EXERCISE DIRECTIONS: Where a line below holds the string "blue", copy that line.
*** Begin section ***
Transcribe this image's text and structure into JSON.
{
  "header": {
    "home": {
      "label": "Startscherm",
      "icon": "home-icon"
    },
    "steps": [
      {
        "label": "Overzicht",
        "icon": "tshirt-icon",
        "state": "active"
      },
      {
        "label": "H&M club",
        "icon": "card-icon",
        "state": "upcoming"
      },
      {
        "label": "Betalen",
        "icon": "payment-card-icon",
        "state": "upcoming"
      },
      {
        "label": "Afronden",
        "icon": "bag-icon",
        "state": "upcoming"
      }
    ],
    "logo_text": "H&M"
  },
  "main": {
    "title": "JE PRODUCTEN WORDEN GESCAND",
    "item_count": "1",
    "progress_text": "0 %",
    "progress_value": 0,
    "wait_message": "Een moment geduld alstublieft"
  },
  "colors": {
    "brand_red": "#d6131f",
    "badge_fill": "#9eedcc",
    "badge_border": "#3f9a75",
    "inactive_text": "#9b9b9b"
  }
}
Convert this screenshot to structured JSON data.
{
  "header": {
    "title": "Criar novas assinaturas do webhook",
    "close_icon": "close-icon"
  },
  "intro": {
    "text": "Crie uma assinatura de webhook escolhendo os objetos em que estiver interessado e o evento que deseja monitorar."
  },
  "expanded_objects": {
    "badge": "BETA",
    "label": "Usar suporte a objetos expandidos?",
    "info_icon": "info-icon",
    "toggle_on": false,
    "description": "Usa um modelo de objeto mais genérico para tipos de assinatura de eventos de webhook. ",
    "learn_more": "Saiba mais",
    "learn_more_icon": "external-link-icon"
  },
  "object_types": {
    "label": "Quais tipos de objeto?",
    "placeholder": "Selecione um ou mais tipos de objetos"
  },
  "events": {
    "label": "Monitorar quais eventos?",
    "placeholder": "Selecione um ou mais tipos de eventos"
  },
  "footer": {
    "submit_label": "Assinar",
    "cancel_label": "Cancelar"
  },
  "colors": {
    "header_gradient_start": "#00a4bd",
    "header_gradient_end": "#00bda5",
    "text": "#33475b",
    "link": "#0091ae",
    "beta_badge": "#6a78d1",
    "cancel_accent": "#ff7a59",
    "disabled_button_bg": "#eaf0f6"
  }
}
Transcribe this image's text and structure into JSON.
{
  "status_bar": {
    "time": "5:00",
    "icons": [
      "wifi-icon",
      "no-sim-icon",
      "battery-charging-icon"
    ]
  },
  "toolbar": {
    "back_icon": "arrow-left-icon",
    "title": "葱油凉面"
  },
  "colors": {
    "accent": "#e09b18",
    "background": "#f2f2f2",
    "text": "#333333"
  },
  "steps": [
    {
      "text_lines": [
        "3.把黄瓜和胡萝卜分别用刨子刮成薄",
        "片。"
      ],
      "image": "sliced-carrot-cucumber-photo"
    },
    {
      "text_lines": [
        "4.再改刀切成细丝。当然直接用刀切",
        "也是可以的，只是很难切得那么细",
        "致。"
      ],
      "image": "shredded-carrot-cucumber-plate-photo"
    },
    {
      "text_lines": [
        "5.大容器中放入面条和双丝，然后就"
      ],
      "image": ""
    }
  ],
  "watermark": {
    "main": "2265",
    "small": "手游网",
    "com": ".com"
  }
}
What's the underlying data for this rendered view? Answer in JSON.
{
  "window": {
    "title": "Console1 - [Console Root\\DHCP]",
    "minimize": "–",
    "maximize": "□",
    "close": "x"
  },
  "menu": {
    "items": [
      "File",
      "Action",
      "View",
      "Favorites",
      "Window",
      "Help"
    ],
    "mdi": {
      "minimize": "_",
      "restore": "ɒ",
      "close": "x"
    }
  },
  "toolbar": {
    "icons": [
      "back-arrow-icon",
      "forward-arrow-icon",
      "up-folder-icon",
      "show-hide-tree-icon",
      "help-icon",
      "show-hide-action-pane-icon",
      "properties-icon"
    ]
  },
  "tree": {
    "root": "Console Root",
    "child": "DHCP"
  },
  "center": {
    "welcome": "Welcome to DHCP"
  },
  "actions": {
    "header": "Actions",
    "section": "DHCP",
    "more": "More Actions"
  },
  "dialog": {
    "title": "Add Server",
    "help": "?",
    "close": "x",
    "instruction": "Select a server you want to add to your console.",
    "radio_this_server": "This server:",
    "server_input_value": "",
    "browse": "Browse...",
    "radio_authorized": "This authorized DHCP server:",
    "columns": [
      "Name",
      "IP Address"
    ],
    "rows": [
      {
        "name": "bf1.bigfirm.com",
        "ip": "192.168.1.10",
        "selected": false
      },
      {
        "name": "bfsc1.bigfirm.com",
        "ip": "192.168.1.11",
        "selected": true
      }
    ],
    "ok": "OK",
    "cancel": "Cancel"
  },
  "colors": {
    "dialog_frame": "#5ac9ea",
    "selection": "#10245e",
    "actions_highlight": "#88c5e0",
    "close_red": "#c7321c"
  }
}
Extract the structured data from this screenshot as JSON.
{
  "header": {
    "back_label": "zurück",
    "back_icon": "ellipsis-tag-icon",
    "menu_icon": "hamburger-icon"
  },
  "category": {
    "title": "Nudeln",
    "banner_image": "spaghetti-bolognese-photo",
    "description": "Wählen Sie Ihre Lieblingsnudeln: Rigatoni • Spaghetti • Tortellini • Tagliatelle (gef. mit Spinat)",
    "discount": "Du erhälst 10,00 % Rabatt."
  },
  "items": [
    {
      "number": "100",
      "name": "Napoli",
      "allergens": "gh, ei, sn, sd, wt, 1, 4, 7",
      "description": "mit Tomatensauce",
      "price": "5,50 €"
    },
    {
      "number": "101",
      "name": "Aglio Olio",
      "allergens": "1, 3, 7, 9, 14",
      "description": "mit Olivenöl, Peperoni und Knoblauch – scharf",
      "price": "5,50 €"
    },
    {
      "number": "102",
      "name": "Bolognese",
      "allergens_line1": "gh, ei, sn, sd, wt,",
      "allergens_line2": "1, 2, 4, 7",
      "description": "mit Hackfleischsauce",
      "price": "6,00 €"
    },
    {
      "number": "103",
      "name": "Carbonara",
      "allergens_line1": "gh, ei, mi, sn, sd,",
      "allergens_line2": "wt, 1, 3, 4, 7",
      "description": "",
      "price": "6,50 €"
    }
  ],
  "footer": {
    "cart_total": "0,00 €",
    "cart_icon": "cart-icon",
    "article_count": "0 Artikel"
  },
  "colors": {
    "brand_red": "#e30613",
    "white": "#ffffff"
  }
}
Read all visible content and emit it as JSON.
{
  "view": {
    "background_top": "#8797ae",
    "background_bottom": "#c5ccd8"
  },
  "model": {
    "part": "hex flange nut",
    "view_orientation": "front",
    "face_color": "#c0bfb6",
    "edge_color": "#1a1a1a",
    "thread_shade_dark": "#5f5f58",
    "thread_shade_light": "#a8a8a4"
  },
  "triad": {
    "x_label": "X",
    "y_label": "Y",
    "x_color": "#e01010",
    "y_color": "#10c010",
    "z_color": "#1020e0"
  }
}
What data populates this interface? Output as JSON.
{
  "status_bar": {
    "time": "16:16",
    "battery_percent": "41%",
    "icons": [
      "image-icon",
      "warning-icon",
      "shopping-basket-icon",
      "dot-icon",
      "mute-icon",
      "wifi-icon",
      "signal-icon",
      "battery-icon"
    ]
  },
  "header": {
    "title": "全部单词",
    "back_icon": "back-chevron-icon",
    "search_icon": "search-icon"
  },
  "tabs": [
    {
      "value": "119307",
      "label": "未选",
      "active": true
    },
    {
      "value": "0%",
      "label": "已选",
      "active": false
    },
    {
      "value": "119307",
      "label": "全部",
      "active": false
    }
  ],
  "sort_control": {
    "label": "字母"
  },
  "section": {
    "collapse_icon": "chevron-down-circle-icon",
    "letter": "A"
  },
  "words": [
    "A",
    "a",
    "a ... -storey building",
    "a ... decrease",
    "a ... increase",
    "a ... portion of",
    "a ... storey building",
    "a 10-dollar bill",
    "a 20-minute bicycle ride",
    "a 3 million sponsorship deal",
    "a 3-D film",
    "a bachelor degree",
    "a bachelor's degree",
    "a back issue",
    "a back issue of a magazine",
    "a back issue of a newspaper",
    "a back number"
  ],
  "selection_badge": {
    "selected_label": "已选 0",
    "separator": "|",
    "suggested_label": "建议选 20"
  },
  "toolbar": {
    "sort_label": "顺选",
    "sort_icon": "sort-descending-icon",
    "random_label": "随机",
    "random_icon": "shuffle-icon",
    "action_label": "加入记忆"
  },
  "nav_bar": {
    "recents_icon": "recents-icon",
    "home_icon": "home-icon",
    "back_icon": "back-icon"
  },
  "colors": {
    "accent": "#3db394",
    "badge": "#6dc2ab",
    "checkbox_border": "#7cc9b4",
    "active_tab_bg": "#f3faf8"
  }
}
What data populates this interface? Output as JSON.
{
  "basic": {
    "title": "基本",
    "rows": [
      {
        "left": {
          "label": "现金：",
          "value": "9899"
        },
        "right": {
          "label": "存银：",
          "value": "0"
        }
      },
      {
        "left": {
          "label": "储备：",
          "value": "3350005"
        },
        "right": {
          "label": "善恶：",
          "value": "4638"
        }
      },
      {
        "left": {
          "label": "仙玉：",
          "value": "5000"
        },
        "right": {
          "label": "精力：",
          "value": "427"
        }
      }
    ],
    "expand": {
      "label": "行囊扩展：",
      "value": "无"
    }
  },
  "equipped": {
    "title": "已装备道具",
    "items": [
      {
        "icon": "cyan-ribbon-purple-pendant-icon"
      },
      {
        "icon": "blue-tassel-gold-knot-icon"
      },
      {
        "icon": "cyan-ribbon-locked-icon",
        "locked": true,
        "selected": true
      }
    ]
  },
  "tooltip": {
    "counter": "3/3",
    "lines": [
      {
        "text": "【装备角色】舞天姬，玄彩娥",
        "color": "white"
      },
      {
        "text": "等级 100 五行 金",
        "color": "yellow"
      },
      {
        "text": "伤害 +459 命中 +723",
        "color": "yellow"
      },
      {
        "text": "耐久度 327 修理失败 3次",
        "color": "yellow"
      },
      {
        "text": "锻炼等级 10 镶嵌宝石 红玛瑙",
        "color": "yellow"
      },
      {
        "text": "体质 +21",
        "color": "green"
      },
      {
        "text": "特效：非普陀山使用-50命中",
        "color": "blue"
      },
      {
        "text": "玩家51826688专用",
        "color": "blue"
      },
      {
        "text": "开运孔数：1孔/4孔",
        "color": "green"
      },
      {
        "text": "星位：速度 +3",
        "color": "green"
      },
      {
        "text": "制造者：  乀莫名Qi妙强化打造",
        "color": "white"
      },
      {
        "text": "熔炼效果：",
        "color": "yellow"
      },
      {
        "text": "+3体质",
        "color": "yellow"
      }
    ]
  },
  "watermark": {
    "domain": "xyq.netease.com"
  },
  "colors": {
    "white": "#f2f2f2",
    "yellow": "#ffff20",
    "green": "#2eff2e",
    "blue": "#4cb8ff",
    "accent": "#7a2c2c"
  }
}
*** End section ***
YOUR SOLUTION:
        "icon": "blue-tassel-gold-knot-icon"
        "color": "blue"
        "color": "blue"
    "blue": "#4cb8ff",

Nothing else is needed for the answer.